Man Sues Boss for Farting behind Him in Australia
David Hingst, a former employee at Construction Engineering sued the firm for bullying with him in the year 2017, accusing his supervisor Greg Short, whom Hingst referred to as “Mr. Stinky” of being a serial offender as he regularly farts at him.
You can be a boss at work, but you cannot do whatever you like to do with your subordinates. It may look like a case of schoolyard quarrel but the matter is serious, as a case has been raised recently at a Court of Appeal in Australia. Now the court is tasked with deciding whether flatulence is a form of bullying. The 56-year-old victim, David Hingst says it certainly is.
David Hingst, a former employee at Construction Engineering sued the firm for bullying with him in the year 2017, accusing his supervisor Greg Short, whom Hingst referred to as “Mr. Stinky” of being a serial offender as he regularly farts at him. Hingst is now seeking damages of AUS$1.8 million ($1.28 million).
Speaking to media after the case came to the court, David Hingst said, “I would be sitting with my face to the wall and he would come into the room, which was small and had no windows. He would fart behind me and walk away. He would do this five or six times a day”, this also led Engineer Hingst to spray deodorant at his boss.
Hingst also accused, that the recurrent gas passing was part of a conspiracy to end his employment and giving him humiliation and severe stress.
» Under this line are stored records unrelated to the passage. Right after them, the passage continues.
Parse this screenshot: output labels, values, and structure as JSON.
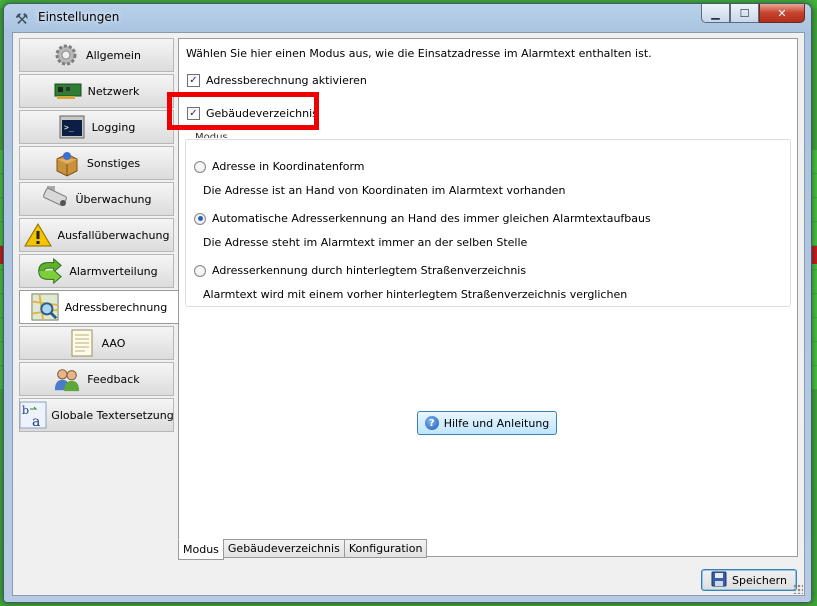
{
  "window": {
    "title": "Einstellungen"
  },
  "sidebar": {
    "items": [
      {
        "label": "Allgemein",
        "icon": "gear-icon",
        "active": false
      },
      {
        "label": "Netzwerk",
        "icon": "network-card-icon",
        "active": false
      },
      {
        "label": "Logging",
        "icon": "console-icon",
        "active": false
      },
      {
        "label": "Sonstiges",
        "icon": "package-icon",
        "active": false
      },
      {
        "label": "Überwachung",
        "icon": "camera-icon",
        "active": false
      },
      {
        "label": "Ausfallüberwachung",
        "icon": "warning-icon",
        "active": false
      },
      {
        "label": "Alarmverteilung",
        "icon": "arrows-icon",
        "active": false
      },
      {
        "label": "Adressberechnung",
        "icon": "map-search-icon",
        "active": true
      },
      {
        "label": "AAO",
        "icon": "document-icon",
        "active": false
      },
      {
        "label": "Feedback",
        "icon": "users-icon",
        "active": false
      },
      {
        "label": "Globale Textersetzung",
        "icon": "text-replace-icon",
        "active": false
      }
    ]
  },
  "content": {
    "intro": "Wählen Sie hier einen Modus aus, wie die Einsatzadresse im Alarmtext enthalten ist.",
    "checkboxes": [
      {
        "label": "Adressberechnung aktivieren",
        "checked": true
      },
      {
        "label": "Gebäudeverzeichnis",
        "checked": true
      }
    ],
    "group_label": "Modus",
    "options": [
      {
        "label": "Adresse in Koordinatenform",
        "desc": "Die Adresse ist an Hand von Koordinaten im Alarmtext vorhanden",
        "selected": false
      },
      {
        "label": "Automatische Adresserkennung an Hand des immer gleichen Alarmtextaufbaus",
        "desc": "Die Adresse steht im Alarmtext immer an der selben Stelle",
        "selected": true
      },
      {
        "label": "Adresserkennung durch hinterlegtem Straßenverzeichnis",
        "desc": "Alarmtext wird mit einem vorher hinterlegtem Straßenverzeichnis verglichen",
        "selected": false
      }
    ],
    "help_button": "Hilfe und Anleitung"
  },
  "tabs": [
    "Modus",
    "Gebäudeverzeichnis",
    "Konfiguration"
  ],
  "save_button": "Speichern",
  "colors": {
    "highlight": "#f00000",
    "accent": "#3c7fb1"
  }
}
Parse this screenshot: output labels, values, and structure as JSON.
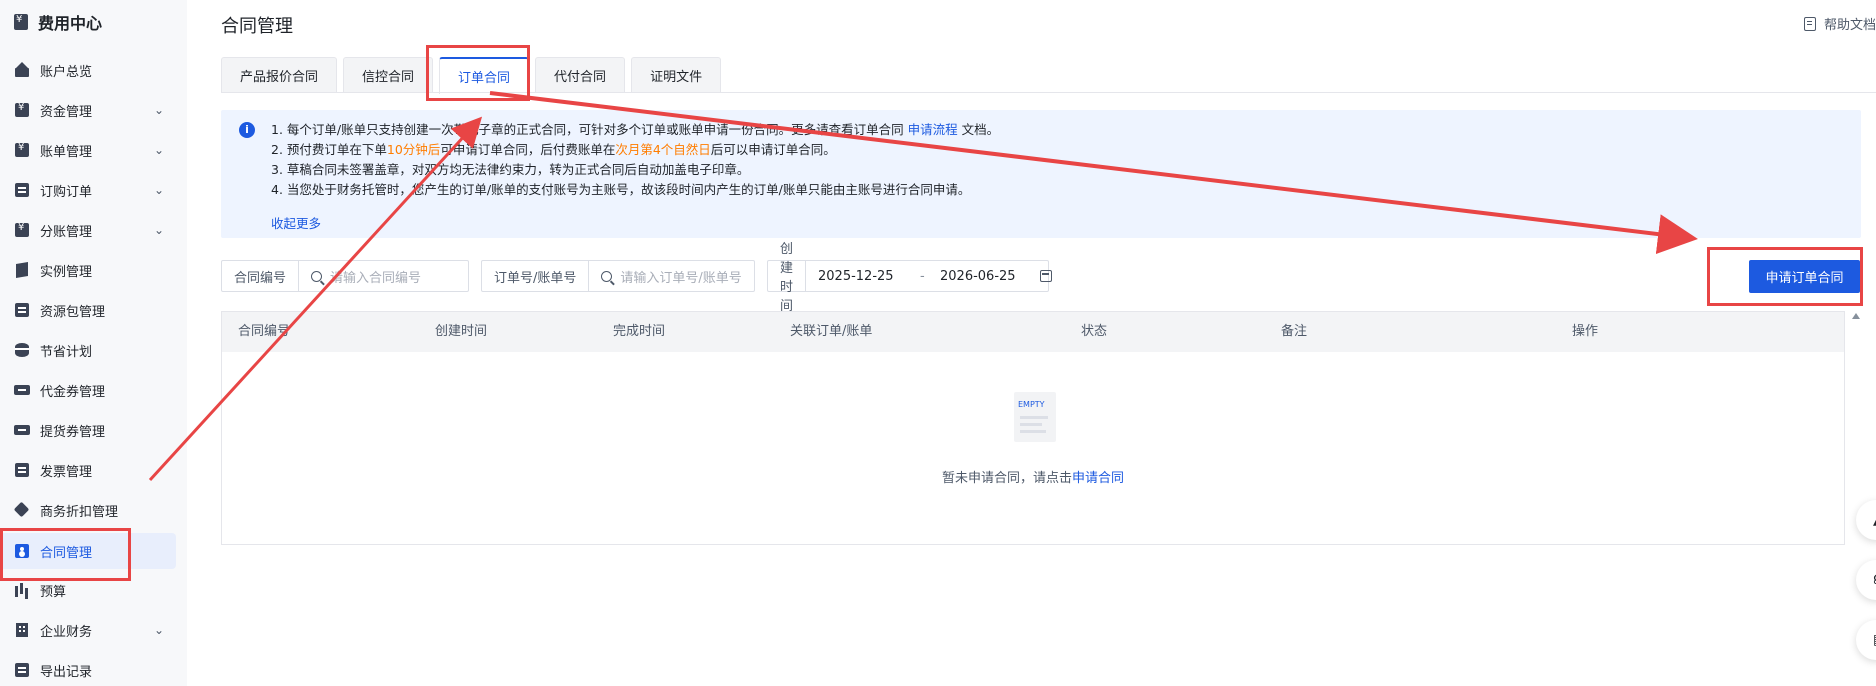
{
  "sidebar": {
    "brand": "费用中心",
    "items": [
      {
        "label": "账户总览",
        "icon": "house-icon",
        "chevron": false
      },
      {
        "label": "资金管理",
        "icon": "fund-icon",
        "chevron": true
      },
      {
        "label": "账单管理",
        "icon": "bill-icon",
        "chevron": true
      },
      {
        "label": "订购订单",
        "icon": "order-icon",
        "chevron": true
      },
      {
        "label": "分账管理",
        "icon": "split-icon",
        "chevron": true
      },
      {
        "label": "实例管理",
        "icon": "cube-icon",
        "chevron": false
      },
      {
        "label": "资源包管理",
        "icon": "package-icon",
        "chevron": false
      },
      {
        "label": "节省计划",
        "icon": "database-icon",
        "chevron": false
      },
      {
        "label": "代金券管理",
        "icon": "voucher-icon",
        "chevron": false
      },
      {
        "label": "提货券管理",
        "icon": "coupon-icon",
        "chevron": false
      },
      {
        "label": "发票管理",
        "icon": "invoice-icon",
        "chevron": false
      },
      {
        "label": "商务折扣管理",
        "icon": "tag-icon",
        "chevron": false
      },
      {
        "label": "合同管理",
        "icon": "contract-icon",
        "chevron": false,
        "active": true
      },
      {
        "label": "预算",
        "icon": "chart-icon",
        "chevron": false
      },
      {
        "label": "企业财务",
        "icon": "building-icon",
        "chevron": true
      },
      {
        "label": "导出记录",
        "icon": "export-icon",
        "chevron": false
      }
    ]
  },
  "header": {
    "title": "合同管理",
    "help": "帮助文档"
  },
  "tabs": [
    "产品报价合同",
    "信控合同",
    "订单合同",
    "代付合同",
    "证明文件"
  ],
  "notice": {
    "line1_a": "1. 每个订单/账单只支持创建一次带电子章的正式合同，可针对多个订单或账单申请一份合同。更多请查看订单合同",
    "line1_link": "申请流程",
    "line1_b": "文档。",
    "line2_a": "2. 预付费订单在下单",
    "line2_hl1": "10分钟后",
    "line2_b": "可申请订单合同，后付费账单在",
    "line2_hl2": "次月第4个自然日",
    "line2_c": "后可以申请订单合同。",
    "line3": "3. 草稿合同未签署盖章，对双方均无法律约束力，转为正式合同后自动加盖电子印章。",
    "line4": "4. 当您处于财务托管时，您产生的订单/账单的支付账号为主账号，故该段时间内产生的订单/账单只能由主账号进行合同申请。",
    "collapse": "收起更多"
  },
  "filters": {
    "contract_no_label": "合同编号",
    "contract_no_placeholder": "请输入合同编号",
    "order_no_label": "订单号/账单号",
    "order_no_placeholder": "请输入订单号/账单号",
    "date_label": "创建时间",
    "date_start": "2025-12-25",
    "date_sep": "-",
    "date_end": "2026-06-25"
  },
  "apply_button": "申请订单合同",
  "table": {
    "columns": [
      "合同编号",
      "创建时间",
      "完成时间",
      "关联订单/账单",
      "状态",
      "备注",
      "操作"
    ],
    "empty_icon_text": "EMPTY",
    "empty_text": "暂未申请合同，请点击",
    "empty_link": "申请合同"
  },
  "annotation_color": "#e84545",
  "accent_color": "#1d5ae0"
}
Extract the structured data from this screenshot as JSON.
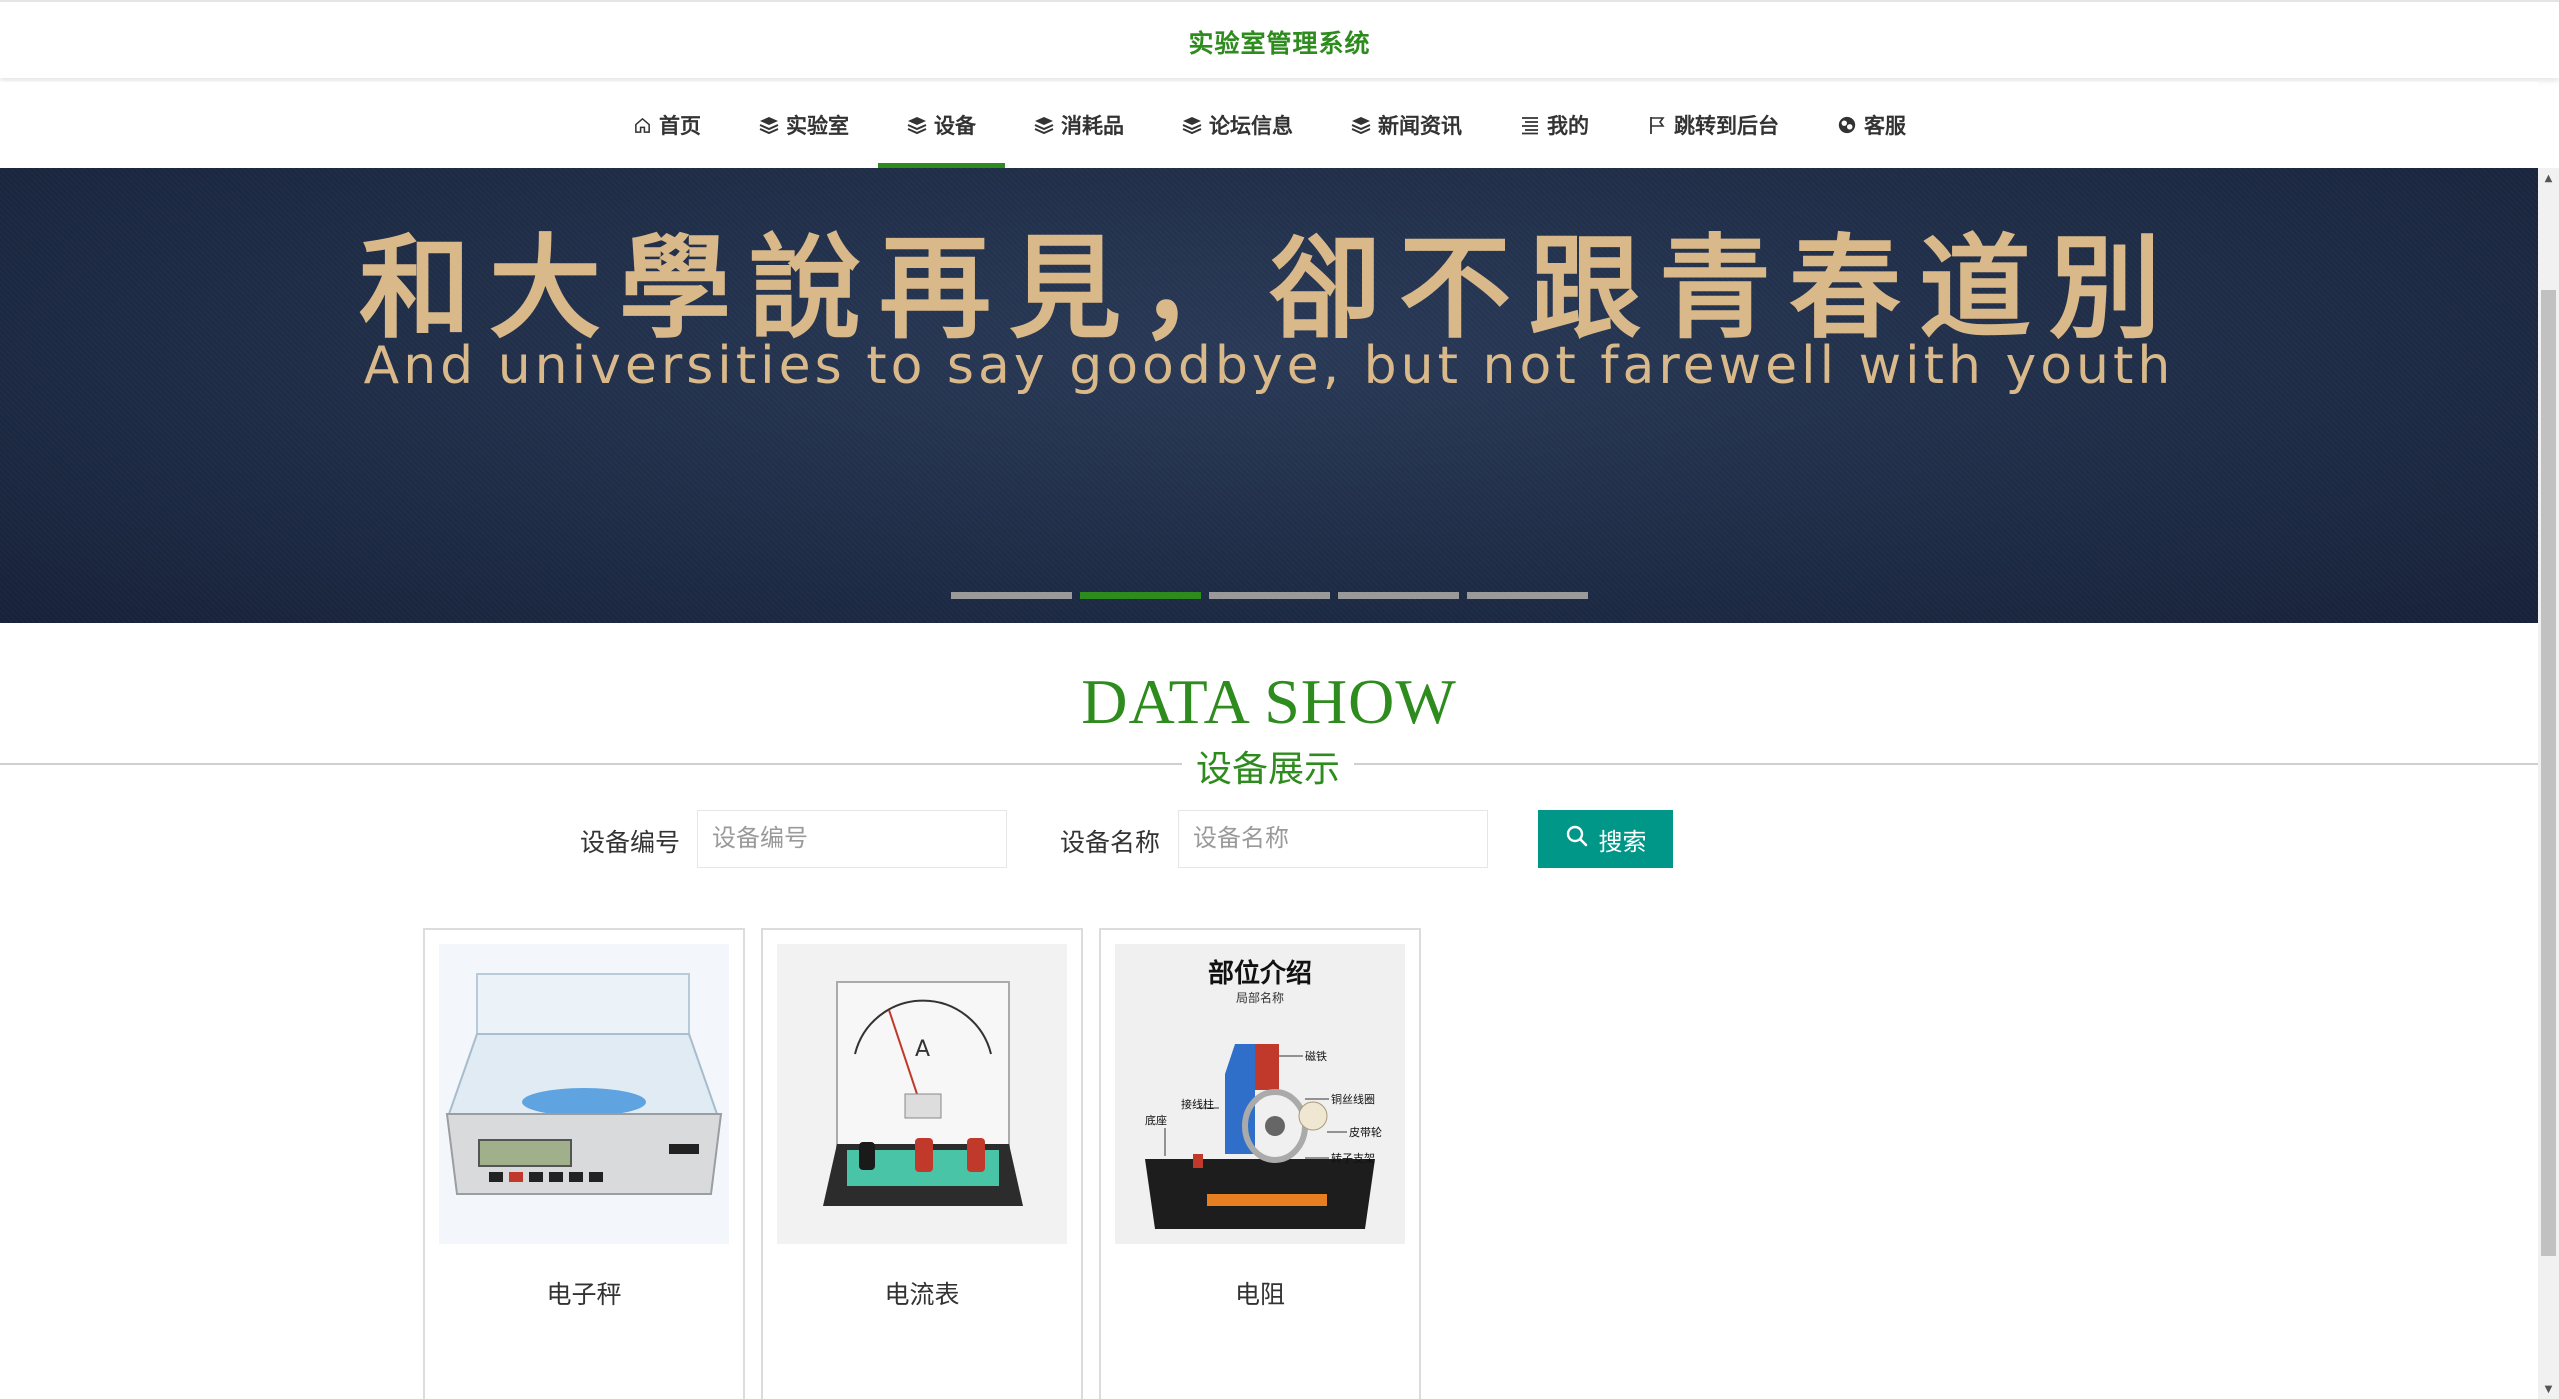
{
  "header": {
    "title": "实验室管理系统"
  },
  "nav": [
    {
      "label": "首页",
      "icon": "home-icon",
      "active": false
    },
    {
      "label": "实验室",
      "icon": "stack-icon",
      "active": false
    },
    {
      "label": "设备",
      "icon": "stack-icon",
      "active": true
    },
    {
      "label": "消耗品",
      "icon": "stack-icon",
      "active": false
    },
    {
      "label": "论坛信息",
      "icon": "stack-icon",
      "active": false
    },
    {
      "label": "新闻资讯",
      "icon": "stack-icon",
      "active": false
    },
    {
      "label": "我的",
      "icon": "list-icon",
      "active": false
    },
    {
      "label": "跳转到后台",
      "icon": "flag-icon",
      "active": false
    },
    {
      "label": "客服",
      "icon": "chat-icon",
      "active": false
    }
  ],
  "banner": {
    "text_cn": "和大學說再見，卻不跟青春道別",
    "text_en": "And universities to say goodbye, but not farewell with youth",
    "slide_count": 5,
    "active_slide": 2
  },
  "section": {
    "title_en": "DATA SHOW",
    "title_cn": "设备展示"
  },
  "search": {
    "field1_label": "设备编号",
    "field1_placeholder": "设备编号",
    "field2_label": "设备名称",
    "field2_placeholder": "设备名称",
    "button_label": "搜索"
  },
  "products": [
    {
      "name": "电子秤",
      "image": "electronic-scale-photo"
    },
    {
      "name": "电流表",
      "image": "ammeter-photo"
    },
    {
      "name": "电阻",
      "image": "motor-model-photo",
      "image_title": "部位介绍",
      "image_subtitle": "局部名称",
      "image_labels": [
        "磁铁",
        "铜丝线圈",
        "皮带轮",
        "转子支架",
        "接线柱",
        "底座"
      ]
    }
  ],
  "colors": {
    "accent": "#2e8b1e",
    "button": "#009688",
    "banner_bg": "#1f2d47",
    "banner_text": "#d9b98a"
  }
}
Hingst also alleged he was marginalized by other employees of the firm and he started receiving bullying phone calls.
Now when the case is up in the court again, the former boss and the company are silent and have not reacted to media reports.
But during the 18-day trial, Boss Greg Short testified before the court that he “may have done it once or twice, maybe but not with the intention of distressing or harassing Hingst”.
Last April when the lawsuit first came up at the Supreme Court of Victoria, Justice Rita Zammit dismissed it, saying even “if the flatulence had happened in a small windowless office, it would not necessarily amount to bullying”. Instead, the judge said, there was some inappropriate behavior in the office, including passing wind, but that it was ‘typical banter or mucking around’.
When Hingst claimed before the court that he was unfairly made to believe his case as redundant. Judge Rita Zammit ruled that “it was a genuine redundancy and the deed of release was lawfully executed”.
Hingst appealed again and on Monday, the case was heard by a panel of judges at the Court of Appeal of the Supreme Court of Victoria. They are expected to give their ruling this Friday. Whatever may be the ruling, the incident is a clear lesson to all Bosses and Supervisors, deal with issues professionally not by farts.